**What this task involves:** The data below is to be output in full, unchanged.

═════ Extracted data ═════

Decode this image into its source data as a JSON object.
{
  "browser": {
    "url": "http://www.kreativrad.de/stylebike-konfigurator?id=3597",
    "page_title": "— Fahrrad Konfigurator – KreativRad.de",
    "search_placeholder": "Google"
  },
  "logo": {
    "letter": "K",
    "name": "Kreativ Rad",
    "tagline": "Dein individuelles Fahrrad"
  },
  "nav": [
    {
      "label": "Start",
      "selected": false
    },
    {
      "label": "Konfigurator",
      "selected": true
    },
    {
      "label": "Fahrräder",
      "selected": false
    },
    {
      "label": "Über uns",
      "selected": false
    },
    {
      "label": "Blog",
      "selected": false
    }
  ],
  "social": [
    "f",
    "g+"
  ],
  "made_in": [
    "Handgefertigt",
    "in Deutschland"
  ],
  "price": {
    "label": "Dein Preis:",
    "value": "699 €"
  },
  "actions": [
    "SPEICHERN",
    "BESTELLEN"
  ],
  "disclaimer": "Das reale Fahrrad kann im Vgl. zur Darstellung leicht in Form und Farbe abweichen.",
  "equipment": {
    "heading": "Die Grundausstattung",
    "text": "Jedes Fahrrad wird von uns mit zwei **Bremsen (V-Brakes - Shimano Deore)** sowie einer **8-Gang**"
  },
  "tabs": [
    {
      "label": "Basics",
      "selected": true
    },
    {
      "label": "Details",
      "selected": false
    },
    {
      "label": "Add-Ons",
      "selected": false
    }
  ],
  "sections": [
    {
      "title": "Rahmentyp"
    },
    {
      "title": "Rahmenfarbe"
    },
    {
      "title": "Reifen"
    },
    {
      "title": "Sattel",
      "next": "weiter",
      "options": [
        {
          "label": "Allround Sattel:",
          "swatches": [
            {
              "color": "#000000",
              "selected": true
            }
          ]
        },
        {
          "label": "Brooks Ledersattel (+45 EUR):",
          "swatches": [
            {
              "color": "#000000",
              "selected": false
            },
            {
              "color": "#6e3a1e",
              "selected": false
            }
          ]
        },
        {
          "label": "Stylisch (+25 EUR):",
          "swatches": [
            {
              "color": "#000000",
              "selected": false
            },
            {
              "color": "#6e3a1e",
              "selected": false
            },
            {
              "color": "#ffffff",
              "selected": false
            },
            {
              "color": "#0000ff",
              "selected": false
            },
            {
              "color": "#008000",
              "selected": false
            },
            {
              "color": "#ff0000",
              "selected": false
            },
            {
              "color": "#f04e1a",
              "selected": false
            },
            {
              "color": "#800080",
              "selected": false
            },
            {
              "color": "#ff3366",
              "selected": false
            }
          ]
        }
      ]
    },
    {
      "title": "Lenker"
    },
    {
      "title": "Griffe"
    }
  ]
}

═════

**Completed exercise:**
Decode this image into its source data as a JSON object.
{
  "browser": {
    "url": "http://www.kreativrad.de/stylebike-konfigurator?id=3597",
    "page_title": "— Fahrrad Konfigurator – KreativRad.de",
    "search_placeholder": "Google"
  },
  "logo": {
    "letter": "K",
    "name": "Kreativ Rad",
    "tagline": "Dein individuelles Fahrrad"
  },
  "nav": [
    {
      "label": "Start",
      "selected": false
    },
    {
      "label": "Konfigurator",
      "selected": true
    },
    {
      "label": "Fahrräder",
      "selected": false
    },
    {
      "label": "Über uns",
      "selected": false
    },
    {
      "label": "Blog",
      "selected": false
    }
  ],
  "social": [
    "f",
    "g+"
  ],
  "made_in": [
    "Handgefertigt",
    "in Deutschland"
  ],
  "price": {
    "label": "Dein Preis:",
    "value": "699 €"
  },
  "actions": [
    "SPEICHERN",
    "BESTELLEN"
  ],
  "disclaimer": "Das reale Fahrrad kann im Vgl. zur Darstellung leicht in Form und Farbe abweichen.",
  "equipment": {
    "heading": "Die Grundausstattung",
    "text": "Jedes Fahrrad wird von uns mit zwei **Bremsen (V-Brakes - Shimano Deore)** sowie einer **8-Gang**"
  },
  "tabs": [
    {
      "label": "Basics",
      "selected": true
    },
    {
      "label": "Details",
      "selected": false
    },
    {
      "label": "Add-Ons",
      "selected": false
    }
  ],
  "sections": [
    {
      "title": "Rahmentyp"
    },
    {
      "title": "Rahmenfarbe"
    },
    {
      "title": "Reifen"
    },
    {
      "title": "Sattel",
      "next": "weiter",
      "options": [
        {
          "label": "Allround Sattel:",
          "swatches": [
            {
              "color": "#000000",
              "selected": true
            }
          ]
        },
        {
          "label": "Brooks Ledersattel (+45 EUR):",
          "swatches": [
            {
              "color": "#000000",
              "selected": false
            },
            {
              "color": "#6e3a1e",
              "selected": false
            }
          ]
        },
        {
          "label": "Stylisch (+25 EUR):",
          "swatches": [
            {
              "color": "#000000",
              "selected": false
            },
            {
              "color": "#6e3a1e",
              "selected": false
            },
            {
              "color": "#ffffff",
              "selected": false
            },
            {
              "color": "#0000ff",
              "selected": false
            },
            {
              "color": "#008000",
              "selected": false
            },
            {
              "color": "#ff0000",
              "selected": false
            },
            {
              "color": "#f04e1a",
              "selected": false
            },
            {
              "color": "#800080",
              "selected": false
            },
            {
              "color": "#ff3366",
              "selected": false
            }
          ]
        }
      ]
    },
    {
      "title": "Lenker"
    },
    {
      "title": "Griffe"
    }
  ]
}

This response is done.